— RECORDS PROVIDED —
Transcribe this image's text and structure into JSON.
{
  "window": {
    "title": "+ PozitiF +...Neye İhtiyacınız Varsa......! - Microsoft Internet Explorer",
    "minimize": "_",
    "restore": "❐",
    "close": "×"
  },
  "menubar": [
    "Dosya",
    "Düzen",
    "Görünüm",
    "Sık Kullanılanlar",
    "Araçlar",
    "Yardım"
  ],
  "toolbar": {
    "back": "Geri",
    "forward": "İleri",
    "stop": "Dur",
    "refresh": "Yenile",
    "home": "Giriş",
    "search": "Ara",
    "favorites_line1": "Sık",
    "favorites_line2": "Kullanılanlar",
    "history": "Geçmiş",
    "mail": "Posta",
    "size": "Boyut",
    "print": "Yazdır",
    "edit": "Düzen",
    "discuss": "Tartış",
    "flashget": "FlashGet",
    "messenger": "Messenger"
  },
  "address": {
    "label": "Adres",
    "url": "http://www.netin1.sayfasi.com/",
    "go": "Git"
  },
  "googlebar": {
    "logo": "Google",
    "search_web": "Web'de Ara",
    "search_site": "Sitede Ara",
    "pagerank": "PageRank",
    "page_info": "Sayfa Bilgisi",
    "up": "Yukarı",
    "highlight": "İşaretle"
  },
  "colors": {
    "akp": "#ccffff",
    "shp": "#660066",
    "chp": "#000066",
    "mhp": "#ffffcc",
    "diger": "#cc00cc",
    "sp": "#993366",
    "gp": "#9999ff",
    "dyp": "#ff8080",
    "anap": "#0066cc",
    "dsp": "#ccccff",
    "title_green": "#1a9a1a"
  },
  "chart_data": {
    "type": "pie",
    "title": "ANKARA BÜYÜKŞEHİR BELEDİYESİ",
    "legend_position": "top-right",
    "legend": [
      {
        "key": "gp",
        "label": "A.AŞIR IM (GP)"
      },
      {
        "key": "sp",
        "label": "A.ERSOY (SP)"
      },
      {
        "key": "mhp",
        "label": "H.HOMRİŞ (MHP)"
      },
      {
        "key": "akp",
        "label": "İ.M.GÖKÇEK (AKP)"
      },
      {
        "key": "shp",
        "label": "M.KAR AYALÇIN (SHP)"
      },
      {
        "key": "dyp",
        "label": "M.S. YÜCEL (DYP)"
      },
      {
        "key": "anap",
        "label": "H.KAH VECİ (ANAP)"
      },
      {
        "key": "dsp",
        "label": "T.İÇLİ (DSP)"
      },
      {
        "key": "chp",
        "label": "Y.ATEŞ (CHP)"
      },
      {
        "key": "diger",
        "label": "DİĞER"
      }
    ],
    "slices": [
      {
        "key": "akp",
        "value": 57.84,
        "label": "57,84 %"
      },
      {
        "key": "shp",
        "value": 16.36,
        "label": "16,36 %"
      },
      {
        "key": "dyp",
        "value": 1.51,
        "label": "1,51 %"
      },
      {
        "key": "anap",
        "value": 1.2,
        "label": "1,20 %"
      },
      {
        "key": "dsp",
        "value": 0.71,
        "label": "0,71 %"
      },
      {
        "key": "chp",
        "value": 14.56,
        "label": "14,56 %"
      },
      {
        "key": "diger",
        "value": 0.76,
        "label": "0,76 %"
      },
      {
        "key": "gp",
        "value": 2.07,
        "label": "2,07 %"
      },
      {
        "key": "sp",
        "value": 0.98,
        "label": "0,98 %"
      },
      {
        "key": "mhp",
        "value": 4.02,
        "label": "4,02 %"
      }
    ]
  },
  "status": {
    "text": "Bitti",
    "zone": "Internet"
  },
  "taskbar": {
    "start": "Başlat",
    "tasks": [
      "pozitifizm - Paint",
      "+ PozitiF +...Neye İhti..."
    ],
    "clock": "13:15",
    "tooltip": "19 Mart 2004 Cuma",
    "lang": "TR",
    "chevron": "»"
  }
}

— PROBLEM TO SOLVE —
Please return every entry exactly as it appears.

— RESULT FOR THIS EXERCISE —
Transcribe this image's text and structure into JSON.
{
  "window": {
    "title": "+ PozitiF +...Neye İhtiyacınız Varsa......! - Microsoft Internet Explorer",
    "minimize": "_",
    "restore": "❐",
    "close": "×"
  },
  "menubar": [
    "Dosya",
    "Düzen",
    "Görünüm",
    "Sık Kullanılanlar",
    "Araçlar",
    "Yardım"
  ],
  "toolbar": {
    "back": "Geri",
    "forward": "İleri",
    "stop": "Dur",
    "refresh": "Yenile",
    "home": "Giriş",
    "search": "Ara",
    "favorites_line1": "Sık",
    "favorites_line2": "Kullanılanlar",
    "history": "Geçmiş",
    "mail": "Posta",
    "size": "Boyut",
    "print": "Yazdır",
    "edit": "Düzen",
    "discuss": "Tartış",
    "flashget": "FlashGet",
    "messenger": "Messenger"
  },
  "address": {
    "label": "Adres",
    "url": "http://www.netin1.sayfasi.com/",
    "go": "Git"
  },
  "googlebar": {
    "logo": "Google",
    "search_web": "Web'de Ara",
    "search_site": "Sitede Ara",
    "pagerank": "PageRank",
    "page_info": "Sayfa Bilgisi",
    "up": "Yukarı",
    "highlight": "İşaretle"
  },
  "colors": {
    "akp": "#ccffff",
    "shp": "#660066",
    "chp": "#000066",
    "mhp": "#ffffcc",
    "diger": "#cc00cc",
    "sp": "#993366",
    "gp": "#9999ff",
    "dyp": "#ff8080",
    "anap": "#0066cc",
    "dsp": "#ccccff",
    "title_green": "#1a9a1a"
  },
  "chart_data": {
    "type": "pie",
    "title": "ANKARA BÜYÜKŞEHİR BELEDİYESİ",
    "legend_position": "top-right",
    "legend": [
      {
        "key": "gp",
        "label": "A.AŞIR IM (GP)"
      },
      {
        "key": "sp",
        "label": "A.ERSOY (SP)"
      },
      {
        "key": "mhp",
        "label": "H.HOMRİŞ (MHP)"
      },
      {
        "key": "akp",
        "label": "İ.M.GÖKÇEK (AKP)"
      },
      {
        "key": "shp",
        "label": "M.KAR AYALÇIN (SHP)"
      },
      {
        "key": "dyp",
        "label": "M.S. YÜCEL (DYP)"
      },
      {
        "key": "anap",
        "label": "H.KAH VECİ (ANAP)"
      },
      {
        "key": "dsp",
        "label": "T.İÇLİ (DSP)"
      },
      {
        "key": "chp",
        "label": "Y.ATEŞ (CHP)"
      },
      {
        "key": "diger",
        "label": "DİĞER"
      }
    ],
    "slices": [
      {
        "key": "akp",
        "value": 57.84,
        "label": "57,84 %"
      },
      {
        "key": "shp",
        "value": 16.36,
        "label": "16,36 %"
      },
      {
        "key": "dyp",
        "value": 1.51,
        "label": "1,51 %"
      },
      {
        "key": "anap",
        "value": 1.2,
        "label": "1,20 %"
      },
      {
        "key": "dsp",
        "value": 0.71,
        "label": "0,71 %"
      },
      {
        "key": "chp",
        "value": 14.56,
        "label": "14,56 %"
      },
      {
        "key": "diger",
        "value": 0.76,
        "label": "0,76 %"
      },
      {
        "key": "gp",
        "value": 2.07,
        "label": "2,07 %"
      },
      {
        "key": "sp",
        "value": 0.98,
        "label": "0,98 %"
      },
      {
        "key": "mhp",
        "value": 4.02,
        "label": "4,02 %"
      }
    ]
  },
  "status": {
    "text": "Bitti",
    "zone": "Internet"
  },
  "taskbar": {
    "start": "Başlat",
    "tasks": [
      "pozitifizm - Paint",
      "+ PozitiF +...Neye İhti..."
    ],
    "clock": "13:15",
    "tooltip": "19 Mart 2004 Cuma",
    "lang": "TR",
    "chevron": "»"
  }
}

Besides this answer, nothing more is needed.